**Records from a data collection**
----
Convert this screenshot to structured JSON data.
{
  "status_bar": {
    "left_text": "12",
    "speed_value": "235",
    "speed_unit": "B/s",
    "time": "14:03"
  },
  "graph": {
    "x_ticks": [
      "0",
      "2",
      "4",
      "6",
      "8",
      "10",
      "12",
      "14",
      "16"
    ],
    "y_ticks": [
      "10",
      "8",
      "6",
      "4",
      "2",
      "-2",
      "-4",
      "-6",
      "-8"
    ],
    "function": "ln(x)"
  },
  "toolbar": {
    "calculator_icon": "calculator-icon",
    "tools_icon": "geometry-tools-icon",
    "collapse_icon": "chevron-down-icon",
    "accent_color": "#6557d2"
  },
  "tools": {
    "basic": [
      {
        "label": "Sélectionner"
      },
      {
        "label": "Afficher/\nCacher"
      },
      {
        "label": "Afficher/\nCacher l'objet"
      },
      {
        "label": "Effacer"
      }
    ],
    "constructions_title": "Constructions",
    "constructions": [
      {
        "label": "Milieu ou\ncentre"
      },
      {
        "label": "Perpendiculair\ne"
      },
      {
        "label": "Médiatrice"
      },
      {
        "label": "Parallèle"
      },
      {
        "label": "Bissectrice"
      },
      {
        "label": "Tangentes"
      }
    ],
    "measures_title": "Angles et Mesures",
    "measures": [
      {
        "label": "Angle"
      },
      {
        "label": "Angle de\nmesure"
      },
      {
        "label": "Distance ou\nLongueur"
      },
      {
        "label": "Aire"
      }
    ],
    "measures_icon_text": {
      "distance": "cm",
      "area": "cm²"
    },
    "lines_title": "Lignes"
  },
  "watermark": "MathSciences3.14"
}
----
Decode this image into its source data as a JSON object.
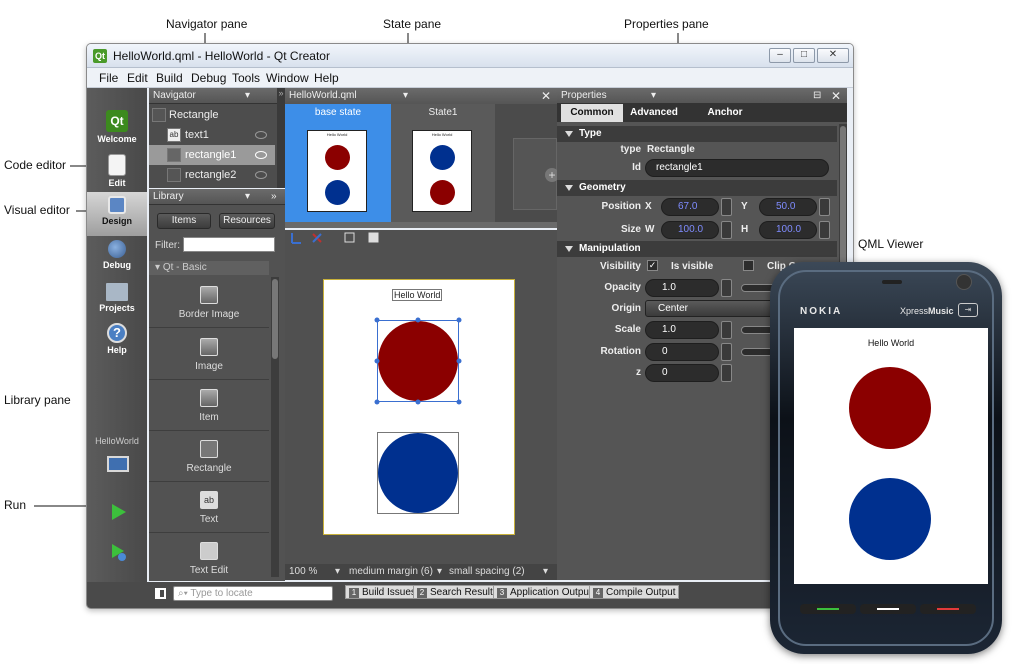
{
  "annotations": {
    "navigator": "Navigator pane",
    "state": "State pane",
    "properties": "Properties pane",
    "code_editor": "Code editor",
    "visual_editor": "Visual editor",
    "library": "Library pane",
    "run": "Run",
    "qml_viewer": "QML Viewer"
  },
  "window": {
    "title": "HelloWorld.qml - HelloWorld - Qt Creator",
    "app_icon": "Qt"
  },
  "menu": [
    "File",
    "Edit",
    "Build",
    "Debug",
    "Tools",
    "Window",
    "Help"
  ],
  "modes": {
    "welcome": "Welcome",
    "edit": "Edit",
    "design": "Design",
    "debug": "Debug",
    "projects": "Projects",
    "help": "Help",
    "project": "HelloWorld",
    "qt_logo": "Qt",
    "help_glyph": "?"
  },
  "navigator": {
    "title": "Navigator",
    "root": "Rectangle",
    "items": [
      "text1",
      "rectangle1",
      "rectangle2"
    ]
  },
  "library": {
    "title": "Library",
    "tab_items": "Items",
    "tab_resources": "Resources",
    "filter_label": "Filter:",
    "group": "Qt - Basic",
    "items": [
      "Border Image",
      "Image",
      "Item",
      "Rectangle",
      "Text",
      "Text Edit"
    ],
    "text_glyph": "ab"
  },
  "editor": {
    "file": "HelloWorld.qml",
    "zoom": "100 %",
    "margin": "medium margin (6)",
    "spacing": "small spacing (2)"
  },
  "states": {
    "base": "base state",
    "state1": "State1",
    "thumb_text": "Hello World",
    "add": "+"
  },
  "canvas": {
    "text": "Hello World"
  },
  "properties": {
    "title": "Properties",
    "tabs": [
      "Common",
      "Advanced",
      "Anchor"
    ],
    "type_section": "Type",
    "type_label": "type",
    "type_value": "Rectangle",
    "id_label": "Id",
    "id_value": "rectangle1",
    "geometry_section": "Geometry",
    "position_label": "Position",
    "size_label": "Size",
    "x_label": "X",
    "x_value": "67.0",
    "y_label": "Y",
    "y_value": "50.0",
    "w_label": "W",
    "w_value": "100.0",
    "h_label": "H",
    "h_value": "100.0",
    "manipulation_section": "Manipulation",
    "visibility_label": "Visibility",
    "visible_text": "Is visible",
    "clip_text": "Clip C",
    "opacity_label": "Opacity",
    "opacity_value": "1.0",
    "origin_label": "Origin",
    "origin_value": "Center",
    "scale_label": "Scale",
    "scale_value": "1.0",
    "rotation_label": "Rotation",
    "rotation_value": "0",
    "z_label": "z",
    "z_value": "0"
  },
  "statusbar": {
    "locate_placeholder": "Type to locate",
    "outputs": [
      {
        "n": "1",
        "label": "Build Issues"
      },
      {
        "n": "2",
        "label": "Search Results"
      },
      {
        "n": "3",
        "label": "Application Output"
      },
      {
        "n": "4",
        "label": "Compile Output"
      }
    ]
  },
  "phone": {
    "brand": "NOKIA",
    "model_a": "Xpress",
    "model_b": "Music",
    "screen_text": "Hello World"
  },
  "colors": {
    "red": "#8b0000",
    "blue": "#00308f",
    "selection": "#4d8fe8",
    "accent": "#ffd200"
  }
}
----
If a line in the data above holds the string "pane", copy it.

**Result of this exercise**
    "navigator": "Navigator pane",
    "state": "State pane",
    "properties": "Properties pane",
    "library": "Library pane",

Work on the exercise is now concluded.